The opinion of the court was delivered by: Reagan, District Judge:
Plaintiff Michael Williams, an inmate in Tamms Correctional Center, brings this action for deprivations of his constitutional rights pursuant to 42 U.S.C. § 1983. Plaintiff was initially sentenced to 2 years for a theft conviction in 1994. He has been incarcerated ever since, having accumulated several additional convictions for offenses committed while in prison, and has approximately 15 years remaining on his sentences. This case is now before the Court for a preliminary review of the complaint pursuant to 28 U.S.C. § 1915A, which provides:
(a) Screening.-- The court shall review, before docketing, if feasible or, in any event, as soon as practicable after docketing, a complaint in a civil action in which a prisoner seeks redress from a governmental entity or officer or employee of a governmental entity.
(b) Grounds for Dismissal.-- On review, the court shall identify cognizable claims or dismiss the complaint, or any portion of the complaint, if the complaint--
(1) is frivolous, malicious, or fails to state a claim on which relief may be granted; or
(2) seeks monetary relief from a defendant who is immune from such relief.
An action or claim is frivolous if "it lacks an arguable basis either in law or in fact." Neitzke v. Williams, 490 U.S. 319, 325 (1989). An action fails to state a claim upon which relief can be granted if it does not plead "enough facts to state a claim to relief that is plausible on its face." Bell Atlantic Corp. v. Twombly, 550 U.S. 544, 570 (2007). Conversely, a complaint is plausible on its face "when the plaintiff pleads factual content that allows the court to draw the reasonable inference that the defendant is liable for the misconduct alleged." Ashcroft v. Iqbal, 129 S. Ct. 1937, 1949 (2009). Although the Court is obligated to accept factual allegations as true, some factual allegations may be so sketchy or implausible that they fail to provide sufficient notice of a plaintiff's claim. Brooks v. Ross, 578 F.3d 574, 581 (7th Cir. 2009). Additionally, Courts "should not accept as adequate abstract recitations of the elements of a cause of action or conclusory legal statements." Id. At the same time, however, the factual allegations of a pro se complaint are to be liberally construed. See Rodriguez v. Plymouth Ambulance Serv., 577 F.3d 816, 821 (7th Cir. 2009).
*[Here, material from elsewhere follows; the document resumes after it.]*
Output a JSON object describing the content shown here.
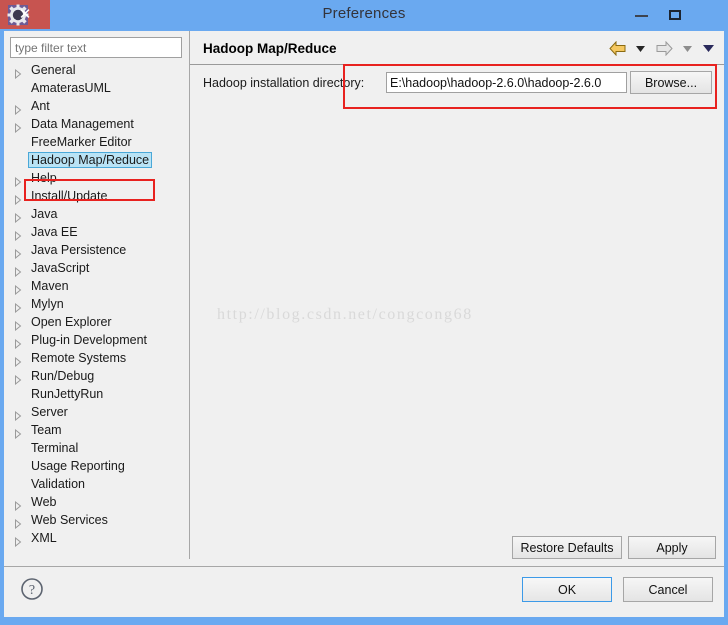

Upon careful review of the complaint and supporting exhibits, the Court finds that under § 1915A, Plaintiff's claim cannot be dismissed at this stage of the litigation. However, some of the defendants shall be dismissed from the action.
Plaintiff suffers from heel spurs on both feet, which cause severe pain any time he walks. At the time he filed his complaint (Doc. 1) on September 28, 2010, he had endured this ongoing pain for over a year. Beginning in March 2010, Plaintiff requested treatment from Defendant Powers, the medical director and treating physician at Tamms. Defendant Powers examined Plaintiff, ordered x-rays, and prescribed Ibuprofen for Plaintiff's foot pain. However, the Ibuprofen caused Plaintiff to have severe stomach cramps and abdominal pain. Worse, the Ibuprofen failed to alleviate Plaintiff's foot pain. When he complained again to Defendant Powers and requested alternative treatment, Defendant Powers responded that no other treatment would be prescribed, and Plaintiff would just have to deal with the pain for another year or two until the condition resolved itself. After researching treatment alternatives, Plaintiff asked Defendant Powers to prescribe orthotic shoe inserts, which Plaintiff would pay for from his prison account. However, Defendant Powers refused to prescribe the inserts.
Because of his constant foot pain, Plaintiff has curtailed his activity, sometimes skipping meals to avoid the pain of walking. In addition, Plaintiff has been unable to exercise, which has worsened his high blood pressure and required him to take additional blood pressure medication. Plaintiff also claims that the lack of treatment places him at risk for serious and permanent damage to his muscle tissue and tendons of the foot.
Plaintiff complained about the lack of treatment directly to Defendant Johnson, the Tamms warden, to no avail. He then filed a grievance over Defendant Powers' refusal to provide further treatment. This grievance was denied by Defendant Johnson. Plaintiff appealed the denial, but the decision was upheld by Defendants Miller (of the Administrative Review Board) and Randle (the director of the Illinois Department of Corrections).
Plaintiff further asserts that Defendant Miller admitted that the Illinois Department of Corrections (IDOC) follows a policy and procedure of refusing to provide any medical treatment to prisoners who suffer from heel spurs. Plaintiff has sued each ...